» **What you need to do**:
Every line of the material below that holds the string "this" should be copied.

╭─ Excerpted data

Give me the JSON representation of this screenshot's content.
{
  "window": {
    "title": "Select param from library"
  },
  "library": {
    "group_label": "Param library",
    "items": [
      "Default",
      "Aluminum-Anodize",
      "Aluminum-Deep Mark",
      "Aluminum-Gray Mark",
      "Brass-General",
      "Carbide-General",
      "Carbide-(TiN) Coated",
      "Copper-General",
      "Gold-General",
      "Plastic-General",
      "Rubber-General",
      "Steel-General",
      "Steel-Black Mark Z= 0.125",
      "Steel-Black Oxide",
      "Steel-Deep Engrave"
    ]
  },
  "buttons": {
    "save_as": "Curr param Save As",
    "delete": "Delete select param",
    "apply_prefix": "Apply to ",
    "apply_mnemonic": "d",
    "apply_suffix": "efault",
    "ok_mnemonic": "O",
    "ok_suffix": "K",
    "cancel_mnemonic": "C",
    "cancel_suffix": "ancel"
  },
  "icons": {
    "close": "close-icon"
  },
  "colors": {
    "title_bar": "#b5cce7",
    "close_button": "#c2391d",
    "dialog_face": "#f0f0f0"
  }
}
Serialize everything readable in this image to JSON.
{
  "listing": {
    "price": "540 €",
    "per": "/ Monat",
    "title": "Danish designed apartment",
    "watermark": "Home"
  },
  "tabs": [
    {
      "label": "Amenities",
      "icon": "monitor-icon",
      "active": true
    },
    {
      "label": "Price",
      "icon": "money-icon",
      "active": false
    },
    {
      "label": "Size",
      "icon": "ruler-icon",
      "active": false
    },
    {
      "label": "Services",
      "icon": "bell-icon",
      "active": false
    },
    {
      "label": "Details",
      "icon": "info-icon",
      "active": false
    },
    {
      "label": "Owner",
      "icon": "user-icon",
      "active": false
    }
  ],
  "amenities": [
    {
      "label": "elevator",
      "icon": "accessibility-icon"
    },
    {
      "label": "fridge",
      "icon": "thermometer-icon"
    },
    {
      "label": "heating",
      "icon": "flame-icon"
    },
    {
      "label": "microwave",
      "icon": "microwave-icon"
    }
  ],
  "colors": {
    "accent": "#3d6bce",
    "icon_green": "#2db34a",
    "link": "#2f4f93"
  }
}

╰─

» **Expected answer**:
Give me the JSON representation of this screenshot's content.
Serialize everything readable in this image to JSON.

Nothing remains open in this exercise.